> What to produce:
If a line in the listing below includes the string "icon", pull it out.
(Supplied material begins)
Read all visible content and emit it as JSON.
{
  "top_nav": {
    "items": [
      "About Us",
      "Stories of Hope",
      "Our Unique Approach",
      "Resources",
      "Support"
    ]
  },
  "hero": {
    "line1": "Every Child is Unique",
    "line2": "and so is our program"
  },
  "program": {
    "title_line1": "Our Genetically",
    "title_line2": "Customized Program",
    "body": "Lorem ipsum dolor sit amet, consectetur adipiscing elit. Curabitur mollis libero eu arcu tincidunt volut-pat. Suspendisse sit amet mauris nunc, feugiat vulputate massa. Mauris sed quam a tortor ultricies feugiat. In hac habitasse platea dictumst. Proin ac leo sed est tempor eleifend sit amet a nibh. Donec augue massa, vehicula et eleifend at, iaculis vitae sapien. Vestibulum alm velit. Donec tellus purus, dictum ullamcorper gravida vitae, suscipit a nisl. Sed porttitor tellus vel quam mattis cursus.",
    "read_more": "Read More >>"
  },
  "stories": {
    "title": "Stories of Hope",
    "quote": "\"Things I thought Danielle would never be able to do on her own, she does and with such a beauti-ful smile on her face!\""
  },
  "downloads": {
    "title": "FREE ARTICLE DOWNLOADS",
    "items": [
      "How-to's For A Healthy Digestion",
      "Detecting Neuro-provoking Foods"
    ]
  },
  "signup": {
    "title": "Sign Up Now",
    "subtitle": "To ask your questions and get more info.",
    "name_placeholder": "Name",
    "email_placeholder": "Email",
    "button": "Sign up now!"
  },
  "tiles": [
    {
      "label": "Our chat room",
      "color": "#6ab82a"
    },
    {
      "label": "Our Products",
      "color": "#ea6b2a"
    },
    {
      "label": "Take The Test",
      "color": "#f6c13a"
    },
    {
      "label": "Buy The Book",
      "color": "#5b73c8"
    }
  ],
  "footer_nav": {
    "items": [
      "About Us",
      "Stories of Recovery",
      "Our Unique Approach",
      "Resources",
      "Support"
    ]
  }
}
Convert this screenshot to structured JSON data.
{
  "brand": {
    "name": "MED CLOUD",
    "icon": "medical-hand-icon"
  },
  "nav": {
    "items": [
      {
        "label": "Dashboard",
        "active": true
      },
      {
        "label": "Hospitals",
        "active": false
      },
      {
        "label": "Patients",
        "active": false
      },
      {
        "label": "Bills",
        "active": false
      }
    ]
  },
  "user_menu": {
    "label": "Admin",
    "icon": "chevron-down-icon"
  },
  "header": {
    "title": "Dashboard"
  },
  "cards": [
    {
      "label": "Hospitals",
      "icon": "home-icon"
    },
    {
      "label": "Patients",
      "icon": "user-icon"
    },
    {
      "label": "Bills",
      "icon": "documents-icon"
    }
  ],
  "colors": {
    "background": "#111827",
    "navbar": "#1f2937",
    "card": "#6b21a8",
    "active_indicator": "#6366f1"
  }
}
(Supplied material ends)
> Exercise result:
    "icon": "medical-hand-icon"
    "icon": "chevron-down-icon"
      "icon": "home-icon"
      "icon": "user-icon"
      "icon": "documents-icon"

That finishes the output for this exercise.